Can You Lease a Used Car?
Since the bubble burst in the 2008 financial crisis, car leasing has been regaining momentum once again with lease penetration approaching 1 in 3 of all new car deals. But when leasing a brand new car isn’t feasible for everyone, is it possible to save money by leasing a used car?
Is It Possible to Lease a Used Car?
Used car leasing is a viable alternative for drivers seeking to avoid the high cost of vehicle rentals and the commitment of car ownership. However, the main obstacle to used car leasing in Canada is that it’s limited to a small number of speciality and luxury brand dealerships.
If you can find a used car lease, it might be the ideal option depending on your circumstance, but there are some drawbacks to consider too. Let’s look at some of the ins and outs of leasing a used car to help you determine if it’s the right way to go.
Is It Worth It to Lease a Used Car?
Compared to leasing a brand new car, the obvious advantage of leasing a used car is lower monthly payments. Also, if you have no credit, little credit, or bad credit, a lender may more readily approve you for a car that’s depreciated in value as opposed to a brand new one. But what about when you compare a used car lease to car finance? A few perks for leasing a used car (versus getting a car loan) include:

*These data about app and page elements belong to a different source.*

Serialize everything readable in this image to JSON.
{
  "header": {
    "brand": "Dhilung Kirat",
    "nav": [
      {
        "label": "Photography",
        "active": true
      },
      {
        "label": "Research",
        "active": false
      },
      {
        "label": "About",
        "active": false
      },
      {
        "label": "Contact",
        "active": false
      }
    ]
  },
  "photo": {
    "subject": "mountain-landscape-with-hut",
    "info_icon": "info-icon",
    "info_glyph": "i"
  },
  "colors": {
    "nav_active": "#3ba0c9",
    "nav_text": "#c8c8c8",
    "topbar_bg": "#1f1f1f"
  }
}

- Lower monthly payments. Since you’re only paying for the depreciation of your car during your use of it, there’s a good chance that your lease payments will be lower than with a car loan.
- More Optionality. At the end of your lease, you have the option to give the car back without any ongoing payments.

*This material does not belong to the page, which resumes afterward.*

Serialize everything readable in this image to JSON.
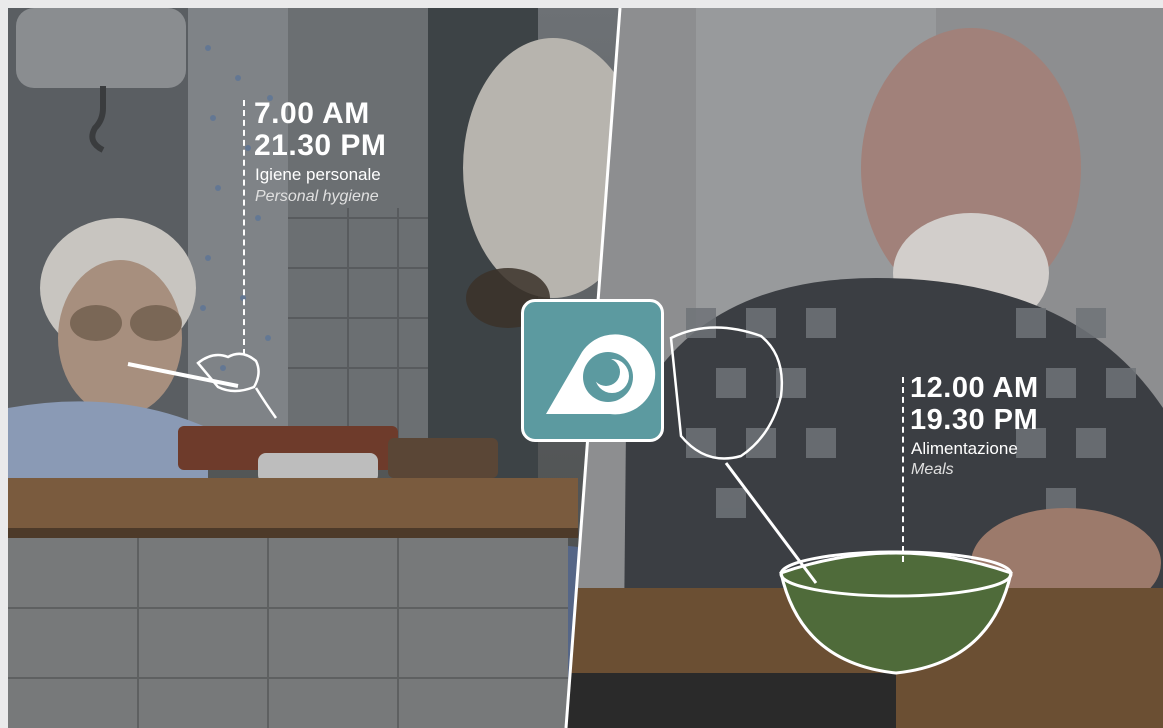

- You can get more car for your money. If you can’t afford a brand new luxury car, you might be able to lease a pre-owned luxury vehicle (BMW, Audi, Mercedes) within your budget.
If you do choose to pursue used car leasing, there are a few drawbacks to keep in mind too:
- No equity. Typically, you won’t own the car at the end of all those payments– you’ll be starting from square one again. However, you might get the chance to buy the car at the end of the term.
- Wear & tear penalties. Like leasing a new car, any excessive wear and tear is your responsibility, and you could be charged for it at the end of the term. If you do choose to lease a car, get into the habit of routine maintenance. Remember, you do not own a leased car, and it needs to be returned in the pre-agreed condition. Also, if you don’t have the car under warranty, repairs are on you. So make sure you know what terms you’re signing up for before you put pen to paper.
- Early termination fees. If you think a used car lease means less commitment, you might want to reconsider that notion. Leases usually come with hefty fees if you want to end your term early.
- It’s difficult to find a dealership that offers them. Whether your credit is good or bad, it can be challenging to find a local dealership that can offer you a used car lease. A lease takeover might be easier to find and worth exploring.
What About Certified Pre-Owned Leases?
If you can find a dealership that offers to lease for certified pre-owned cars, it’s an option worth exploring. In these cases, the lease usually works through the manufacturer’s own finance house, and not a third-party institution. CPO leases typically have access to lower interest rates, similar to advertised leases on new cars, called subvented interest rates. For example, BMW Canada’s special offers for pre-owned leases have been as low as 0.99%.
Unfortunately, CPO leases are rare and usually reserved for luxury brands. If you do find one, a good credit rating is normally required.
What About Short Term Used Car Leasing?
If you’re looking at renting a car while on an extended vacation, attending school, or while posted away from home for work, the costs can add up quickly.
Short-term car leasing is a worthy alternative to consider. But whether you’re looking at a 3-month, 6-month, or one-year lease, you will likely face higher monthly payments than a long-term lease. However, your payments will surely be lower than renting a car, so a short term used car lease might be a good option to pursue—if you can find one!
How Leasing a Used Car Works
Aside from the vehicle itself, the process of leasing a used car is strikingly similar to a new vehicle.
- The vehicle’s ‘sale’ value is broken down between the leased portion and the residual value – the estimated vehicle value at the end of the lease.
- You’ll be required to complete a credit application to qualify for leasing. The interest rate and terms for the used car lease will normally depend on the details of your income and credit report.
- When the lease maturity date comes near, you’ll usually have the option to return the car to the dealership in reasonable condition or pay the residual value and keep the car.
Can you lease a used car with bad credit?
Generally, you need to have good credit to secure a car lease, but you might have a better chance of getting approved for a used car lease. However, some companies that offer used car leases ask for weekly or biweekly payments to offset their risk of working with bad credit customers.
If having bad credit is a concern for you, used car financing might be a better option. There is a growing number of dealerships with special financing departments that make it easier than ever to get approved for a car loan with bad credit.
Used car lease vs. used car finance
As mentioned, used car leases are hard to come by. However, in the world of car financing, the used car market is extremely robust. Why not finance your next car purchase? Maybe you don’t want the long term commitment of car ownership, or maybe you think you can’t afford it. But a car loan might be more affordable than you think, and it offers:
- No money down options.
- Ownership at the end of the term.
- Easier approval for bad credit customers (compared to leases).